Andy Bell is my hero.
Join Date: Sep 2000
Location: Hastings, Nebraska
Thanked 221 Times in 143 Posts
Mentioned: 0 Post(s)
Tagged: 0 Thread(s)
Quoted: 5 Post(s)
Oh man, you're in the same boat as I am. But both my seals are leaking. I've already pulled out my forks, and am just waiting for my mechanic to get back from vacation so that I can take them to him. I can do alot of stuff myself, but looking at this, and not having any special tools, I figured I'd take it to my mechanic, but you may be able to do it yourself. When I checked with my Honda shop, they said it would be around $100 bucks to put the seals in for me. The mechanic I use works at a Harley shop, so I'm not sure if the price will be different there.
Here is what I have found recently. It was posted by someone who did his own swap on a Busa

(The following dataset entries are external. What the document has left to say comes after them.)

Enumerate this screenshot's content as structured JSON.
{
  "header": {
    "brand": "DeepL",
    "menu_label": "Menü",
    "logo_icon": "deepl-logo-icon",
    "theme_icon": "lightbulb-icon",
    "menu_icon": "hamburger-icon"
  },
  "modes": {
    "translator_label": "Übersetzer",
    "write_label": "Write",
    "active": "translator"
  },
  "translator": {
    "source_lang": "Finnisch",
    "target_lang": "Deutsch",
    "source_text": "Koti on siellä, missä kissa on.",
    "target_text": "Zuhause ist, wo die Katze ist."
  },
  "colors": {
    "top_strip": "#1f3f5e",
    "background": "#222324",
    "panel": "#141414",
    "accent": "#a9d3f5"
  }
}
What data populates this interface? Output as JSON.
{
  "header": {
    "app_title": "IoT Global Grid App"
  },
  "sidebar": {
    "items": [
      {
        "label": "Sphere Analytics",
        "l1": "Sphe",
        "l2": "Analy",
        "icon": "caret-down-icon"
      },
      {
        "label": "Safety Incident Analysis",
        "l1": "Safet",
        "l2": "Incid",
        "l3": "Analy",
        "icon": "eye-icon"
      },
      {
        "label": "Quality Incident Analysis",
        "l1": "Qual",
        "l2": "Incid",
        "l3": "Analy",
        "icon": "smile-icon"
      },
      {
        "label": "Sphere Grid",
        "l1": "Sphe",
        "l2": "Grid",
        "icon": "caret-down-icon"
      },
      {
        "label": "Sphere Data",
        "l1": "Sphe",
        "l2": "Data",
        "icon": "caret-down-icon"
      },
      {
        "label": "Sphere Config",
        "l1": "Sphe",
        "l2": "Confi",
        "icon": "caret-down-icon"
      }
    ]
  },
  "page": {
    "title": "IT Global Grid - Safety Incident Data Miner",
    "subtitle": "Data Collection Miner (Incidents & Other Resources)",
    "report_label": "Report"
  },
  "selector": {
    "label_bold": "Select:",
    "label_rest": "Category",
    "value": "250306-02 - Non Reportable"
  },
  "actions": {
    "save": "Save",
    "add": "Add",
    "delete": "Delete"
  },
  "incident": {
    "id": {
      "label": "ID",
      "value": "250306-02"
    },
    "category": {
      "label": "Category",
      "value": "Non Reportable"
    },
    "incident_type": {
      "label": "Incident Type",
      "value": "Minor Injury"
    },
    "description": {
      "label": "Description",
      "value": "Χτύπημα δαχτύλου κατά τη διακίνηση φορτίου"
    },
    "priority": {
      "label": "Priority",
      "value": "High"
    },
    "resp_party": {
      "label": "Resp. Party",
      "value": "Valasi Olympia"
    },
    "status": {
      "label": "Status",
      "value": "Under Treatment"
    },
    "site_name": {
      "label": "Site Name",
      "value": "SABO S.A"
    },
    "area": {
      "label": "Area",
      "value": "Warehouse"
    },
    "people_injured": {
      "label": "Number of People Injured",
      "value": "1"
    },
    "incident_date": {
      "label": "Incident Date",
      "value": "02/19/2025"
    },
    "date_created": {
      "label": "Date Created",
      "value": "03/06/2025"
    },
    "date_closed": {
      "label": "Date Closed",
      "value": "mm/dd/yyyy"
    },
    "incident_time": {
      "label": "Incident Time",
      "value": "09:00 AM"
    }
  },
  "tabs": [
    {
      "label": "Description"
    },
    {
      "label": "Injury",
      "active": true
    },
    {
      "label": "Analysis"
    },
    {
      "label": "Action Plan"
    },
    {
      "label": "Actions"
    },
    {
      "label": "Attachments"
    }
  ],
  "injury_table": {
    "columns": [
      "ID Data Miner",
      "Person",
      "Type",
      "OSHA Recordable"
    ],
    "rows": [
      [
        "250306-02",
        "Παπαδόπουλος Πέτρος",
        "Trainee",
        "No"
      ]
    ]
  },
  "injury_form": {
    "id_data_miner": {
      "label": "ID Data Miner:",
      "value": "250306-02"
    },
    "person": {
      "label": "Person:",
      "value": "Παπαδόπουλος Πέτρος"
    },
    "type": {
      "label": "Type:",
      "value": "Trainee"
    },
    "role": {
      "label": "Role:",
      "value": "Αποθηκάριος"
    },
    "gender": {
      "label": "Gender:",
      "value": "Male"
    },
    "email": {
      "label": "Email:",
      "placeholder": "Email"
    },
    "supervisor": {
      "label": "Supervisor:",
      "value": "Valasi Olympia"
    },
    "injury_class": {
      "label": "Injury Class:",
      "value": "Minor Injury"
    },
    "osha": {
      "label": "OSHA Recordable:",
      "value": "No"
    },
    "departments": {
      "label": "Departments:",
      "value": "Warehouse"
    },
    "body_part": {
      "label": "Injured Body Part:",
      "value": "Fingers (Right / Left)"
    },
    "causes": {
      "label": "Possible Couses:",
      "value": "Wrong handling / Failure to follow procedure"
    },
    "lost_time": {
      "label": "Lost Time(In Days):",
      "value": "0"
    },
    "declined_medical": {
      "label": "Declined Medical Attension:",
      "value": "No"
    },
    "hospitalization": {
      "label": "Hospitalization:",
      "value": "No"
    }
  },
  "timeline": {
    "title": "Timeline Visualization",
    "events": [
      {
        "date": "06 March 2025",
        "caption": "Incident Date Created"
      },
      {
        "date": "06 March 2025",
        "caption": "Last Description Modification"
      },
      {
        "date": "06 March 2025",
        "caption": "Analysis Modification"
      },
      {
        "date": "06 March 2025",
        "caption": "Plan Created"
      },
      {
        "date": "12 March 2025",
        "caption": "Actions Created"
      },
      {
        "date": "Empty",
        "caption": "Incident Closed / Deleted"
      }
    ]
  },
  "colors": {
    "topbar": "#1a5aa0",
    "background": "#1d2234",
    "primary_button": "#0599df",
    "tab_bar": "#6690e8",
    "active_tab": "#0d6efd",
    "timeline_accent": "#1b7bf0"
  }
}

Hoist the bike up off the front tire making sure no pressure is on the forks. Remove the front tire, in accordance with you owners manual. Remove the front fender bolts from the side that you are working on. Do only one side at a time, or so they say. Loosen the 2 12 mm bolts holding at the bottom of the triple tree. Loosen the to 8 mm allen at the top of the triple tree, and make sure that you have a friend standing by, cause that fork is coming out, fast. Turn the shock upside down, with the fender holding assemble pointing up. Using a 10mm allen socket, and an impact wrench, break the inside bolt free. An impact wrench is needed, because if you try to loosen this bolt by any other means you will not be able to break it free, it just spins. When the bolt is removed, keep it upright, and find something to dump the oil into. Holding both the top and the bottom part of the fork, filp it right side up, and the oil, if any is left will pour out the bottom. By this time the insert part of the fork will slide right out. Pull the old dust cover off, remove the retaining clip, pull out the old seal. Now the old seal is easily removed using a screwdrive and prying it out. It will pop out and fly across the room. There is a washer below it. One side is rounded one side is flat. The flat side goes down. Reverse this procedure, making sure to push the seal down squarely, using a big socket, or anything else that you might have availible. When everything is back together, remove the top part of the shock. This is the section where your dampening adjustments are. I wrapped a cloth around my shock and put it in a vise, and used a really big adjustable wrench to break it free. Once you have the shock cap off, pour in 16.2 ounces of fork oil, screw the cap back on, and put it back on the bike. I say the whole thing could be down in about 2 hours. I put my shocks thru a pretty good workout last night, bumpy roads, and few wheelies, hard breaking. Neither one is leaking.
Hope some of that helps.
Maturity is vastly overrated.
Don't let it get in the way of a good time.
Best piece of advice, WEAR YOUR LEATHER